(About this task): Please print the whole listing again, exactly as shown.

BEGIN Data records

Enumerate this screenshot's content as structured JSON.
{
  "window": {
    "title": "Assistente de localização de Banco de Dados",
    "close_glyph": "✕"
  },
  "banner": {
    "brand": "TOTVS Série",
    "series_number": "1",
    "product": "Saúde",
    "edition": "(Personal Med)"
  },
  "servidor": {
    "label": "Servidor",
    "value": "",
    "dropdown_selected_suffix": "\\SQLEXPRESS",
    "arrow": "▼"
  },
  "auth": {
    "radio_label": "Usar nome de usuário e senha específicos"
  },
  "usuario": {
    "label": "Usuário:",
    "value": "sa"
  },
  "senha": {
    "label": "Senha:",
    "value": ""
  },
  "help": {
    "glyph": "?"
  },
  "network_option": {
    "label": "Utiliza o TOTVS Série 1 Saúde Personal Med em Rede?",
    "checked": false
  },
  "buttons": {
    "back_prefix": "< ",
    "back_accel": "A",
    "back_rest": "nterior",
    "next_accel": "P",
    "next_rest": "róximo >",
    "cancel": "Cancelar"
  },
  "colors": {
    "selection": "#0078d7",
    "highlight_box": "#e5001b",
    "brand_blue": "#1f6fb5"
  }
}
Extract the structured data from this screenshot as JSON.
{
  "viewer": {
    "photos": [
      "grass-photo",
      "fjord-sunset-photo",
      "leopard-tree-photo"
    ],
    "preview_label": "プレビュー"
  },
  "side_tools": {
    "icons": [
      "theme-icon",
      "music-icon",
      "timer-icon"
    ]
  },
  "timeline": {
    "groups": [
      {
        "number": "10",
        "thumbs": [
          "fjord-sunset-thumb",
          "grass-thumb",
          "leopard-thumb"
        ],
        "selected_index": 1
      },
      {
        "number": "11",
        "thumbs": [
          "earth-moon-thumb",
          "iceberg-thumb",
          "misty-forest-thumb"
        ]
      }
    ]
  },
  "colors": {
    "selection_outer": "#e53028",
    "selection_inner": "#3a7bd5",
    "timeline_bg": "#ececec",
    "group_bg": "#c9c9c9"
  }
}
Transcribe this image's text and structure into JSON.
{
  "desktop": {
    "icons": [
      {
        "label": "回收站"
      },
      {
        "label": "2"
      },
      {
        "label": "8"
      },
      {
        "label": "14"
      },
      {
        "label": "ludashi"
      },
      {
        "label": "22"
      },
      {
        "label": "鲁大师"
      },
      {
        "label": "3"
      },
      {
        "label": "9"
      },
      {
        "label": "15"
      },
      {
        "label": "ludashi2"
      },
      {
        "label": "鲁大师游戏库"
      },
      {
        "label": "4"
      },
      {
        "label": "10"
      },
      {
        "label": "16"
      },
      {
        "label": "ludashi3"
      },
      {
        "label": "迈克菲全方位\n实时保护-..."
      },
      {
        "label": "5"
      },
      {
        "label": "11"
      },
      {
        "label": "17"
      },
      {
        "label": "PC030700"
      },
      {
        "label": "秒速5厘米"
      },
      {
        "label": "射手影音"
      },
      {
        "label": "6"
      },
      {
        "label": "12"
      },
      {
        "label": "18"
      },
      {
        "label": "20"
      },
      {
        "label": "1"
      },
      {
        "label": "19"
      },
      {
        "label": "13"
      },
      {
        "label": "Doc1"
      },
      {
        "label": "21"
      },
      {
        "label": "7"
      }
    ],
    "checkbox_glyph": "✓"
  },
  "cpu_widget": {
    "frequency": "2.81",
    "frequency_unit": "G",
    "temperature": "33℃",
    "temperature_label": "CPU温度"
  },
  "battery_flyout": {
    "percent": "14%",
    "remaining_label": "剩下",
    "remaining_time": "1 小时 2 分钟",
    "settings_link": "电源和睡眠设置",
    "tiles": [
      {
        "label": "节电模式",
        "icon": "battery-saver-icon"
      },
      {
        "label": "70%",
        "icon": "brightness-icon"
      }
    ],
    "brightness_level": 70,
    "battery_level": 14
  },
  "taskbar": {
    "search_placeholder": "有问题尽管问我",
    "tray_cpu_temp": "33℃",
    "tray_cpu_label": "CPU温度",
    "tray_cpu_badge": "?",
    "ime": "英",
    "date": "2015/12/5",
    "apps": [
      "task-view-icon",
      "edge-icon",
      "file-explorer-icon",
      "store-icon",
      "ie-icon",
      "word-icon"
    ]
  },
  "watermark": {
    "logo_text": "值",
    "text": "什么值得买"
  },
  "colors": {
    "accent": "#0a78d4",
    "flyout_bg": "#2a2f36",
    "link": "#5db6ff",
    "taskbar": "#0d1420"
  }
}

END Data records

(Solution for this problem):
Enumerate this screenshot's content as structured JSON.
{
  "window": {
    "title": "Assistente de localização de Banco de Dados",
    "close_glyph": "✕"
  },
  "banner": {
    "brand": "TOTVS Série",
    "series_number": "1",
    "product": "Saúde",
    "edition": "(Personal Med)"
  },
  "servidor": {
    "label": "Servidor",
    "value": "",
    "dropdown_selected_suffix": "\\SQLEXPRESS",
    "arrow": "▼"
  },
  "auth": {
    "radio_label": "Usar nome de usuário e senha específicos"
  },
  "usuario": {
    "label": "Usuário:",
    "value": "sa"
  },
  "senha": {
    "label": "Senha:",
    "value": ""
  },
  "help": {
    "glyph": "?"
  },
  "network_option": {
    "label": "Utiliza o TOTVS Série 1 Saúde Personal Med em Rede?",
    "checked": false
  },
  "buttons": {
    "back_prefix": "< ",
    "back_accel": "A",
    "back_rest": "nterior",
    "next_accel": "P",
    "next_rest": "róximo >",
    "cancel": "Cancelar"
  },
  "colors": {
    "selection": "#0078d7",
    "highlight_box": "#e5001b",
    "brand_blue": "#1f6fb5"
  }
}
Extract the structured data from this screenshot as JSON.
{
  "viewer": {
    "photos": [
      "grass-photo",
      "fjord-sunset-photo",
      "leopard-tree-photo"
    ],
    "preview_label": "プレビュー"
  },
  "side_tools": {
    "icons": [
      "theme-icon",
      "music-icon",
      "timer-icon"
    ]
  },
  "timeline": {
    "groups": [
      {
        "number": "10",
        "thumbs": [
          "fjord-sunset-thumb",
          "grass-thumb",
          "leopard-thumb"
        ],
        "selected_index": 1
      },
      {
        "number": "11",
        "thumbs": [
          "earth-moon-thumb",
          "iceberg-thumb",
          "misty-forest-thumb"
        ]
      }
    ]
  },
  "colors": {
    "selection_outer": "#e53028",
    "selection_inner": "#3a7bd5",
    "timeline_bg": "#ececec",
    "group_bg": "#c9c9c9"
  }
}
Transcribe this image's text and structure into JSON.
{
  "desktop": {
    "icons": [
      {
        "label": "回收站"
      },
      {
        "label": "2"
      },
      {
        "label": "8"
      },
      {
        "label": "14"
      },
      {
        "label": "ludashi"
      },
      {
        "label": "22"
      },
      {
        "label": "鲁大师"
      },
      {
        "label": "3"
      },
      {
        "label": "9"
      },
      {
        "label": "15"
      },
      {
        "label": "ludashi2"
      },
      {
        "label": "鲁大师游戏库"
      },
      {
        "label": "4"
      },
      {
        "label": "10"
      },
      {
        "label": "16"
      },
      {
        "label": "ludashi3"
      },
      {
        "label": "迈克菲全方位\n实时保护-..."
      },
      {
        "label": "5"
      },
      {
        "label": "11"
      },
      {
        "label": "17"
      },
      {
        "label": "PC030700"
      },
      {
        "label": "秒速5厘米"
      },
      {
        "label": "射手影音"
      },
      {
        "label": "6"
      },
      {
        "label": "12"
      },
      {
        "label": "18"
      },
      {
        "label": "20"
      },
      {
        "label": "1"
      },
      {
        "label": "19"
      },
      {
        "label": "13"
      },
      {
        "label": "Doc1"
      },
      {
        "label": "21"
      },
      {
        "label": "7"
      }
    ],
    "checkbox_glyph": "✓"
  },
  "cpu_widget": {
    "frequency": "2.81",
    "frequency_unit": "G",
    "temperature": "33℃",
    "temperature_label": "CPU温度"
  },
  "battery_flyout": {
    "percent": "14%",
    "remaining_label": "剩下",
    "remaining_time": "1 小时 2 分钟",
    "settings_link": "电源和睡眠设置",
    "tiles": [
      {
        "label": "节电模式",
        "icon": "battery-saver-icon"
      },
      {
        "label": "70%",
        "icon": "brightness-icon"
      }
    ],
    "brightness_level": 70,
    "battery_level": 14
  },
  "taskbar": {
    "search_placeholder": "有问题尽管问我",
    "tray_cpu_temp": "33℃",
    "tray_cpu_label": "CPU温度",
    "tray_cpu_badge": "?",
    "ime": "英",
    "date": "2015/12/5",
    "apps": [
      "task-view-icon",
      "edge-icon",
      "file-explorer-icon",
      "store-icon",
      "ie-icon",
      "word-icon"
    ]
  },
  "watermark": {
    "logo_text": "值",
    "text": "什么值得买"
  },
  "colors": {
    "accent": "#0a78d4",
    "flyout_bg": "#2a2f36",
    "link": "#5db6ff",
    "taskbar": "#0d1420"
  }
}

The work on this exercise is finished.